There's lots of nonsense being talked at the moment about "personalisation" fo mobile data - picking from a menu of apps and other such implausibilities. *This* is an example of true personalisation - a unique price and policy, just for you, calculated by examining your individual "risk" characteristics based on network cost and contribution to congestion.


Anonymous said...

This is an interesting idea.

One problem that would have to be addressed is that insurance pricing is not always a fair or reasonable process - at least not in the US. When I was 21, fresh out of college and buying my first car, my first auto insurance quote was $10,000 a year, and this on a $12,000 car. In a system such as this, how do you guarantee that mobile service remains affordable to all demographic classes. For example, teenagers would certainly need to be charged more, much more, based on ther SMS and data usage. Also, how do you insure that poorer people who might need to depend on mobile service more heavily since it may be their ONLY telecom service are not priced out of the market?
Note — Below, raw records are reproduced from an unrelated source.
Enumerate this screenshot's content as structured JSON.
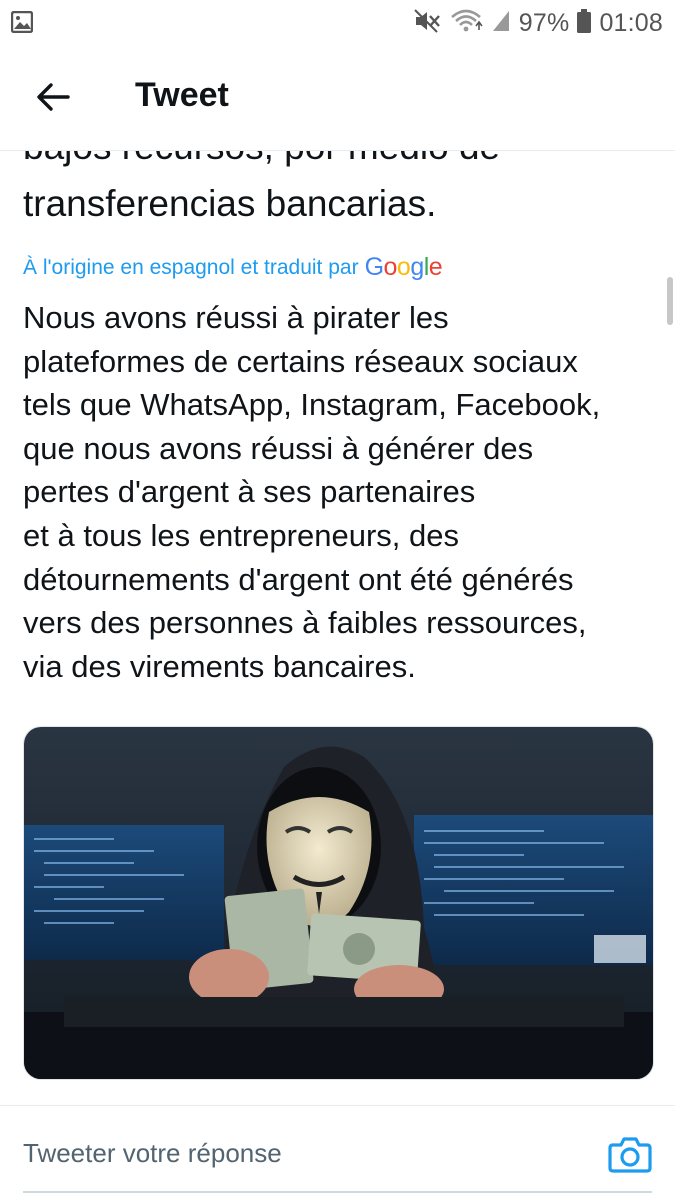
{
  "status_bar": {
    "battery_percent": "97%",
    "time": "01:08",
    "icons": [
      "gallery-notification-icon",
      "mute-icon",
      "wifi-icon",
      "signal-icon",
      "battery-icon"
    ]
  },
  "header": {
    "title": "Tweet",
    "back_icon": "arrow-left-icon"
  },
  "tweet": {
    "original_partial_line": "bajos recursos, por medio de",
    "original_last_line": "transferencias bancarias.",
    "translation_note": "À l'origine en espagnol et traduit par",
    "translation_provider": "Google",
    "translated_lines": [
      "Nous avons réussi à pirater les",
      "plateformes de certains réseaux sociaux",
      "tels que WhatsApp, Instagram, Facebook,",
      "que nous avons réussi à générer des",
      "pertes d'argent à ses partenaires",
      "et à tous les entrepreneurs, des",
      "détournements d'argent ont été générés",
      "vers des personnes à faibles ressources,",
      "via des virements bancaires."
    ],
    "media_description_icon": "photo"
  },
  "reply": {
    "placeholder": "Tweeter votre réponse",
    "camera_icon": "camera-icon"
  },
  "colors": {
    "accent": "#1d9bf0",
    "text": "#0f1419",
    "secondary": "#536471"
  }
}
If that happened, you can bet that the government would get involved and in a hurry (at least here in the US) and that would be incredibly bad.

For the mobile economy to remain viable, we need some way to make people pay a proportionate share for the service they use. The problem is that people don't want to pay a proportionate share.

Putting on the Ritz said...

Next time we meet i will show you the work done by 3 on yield management --(a la airline industry) back in 2001!

Unfortunately never implemented !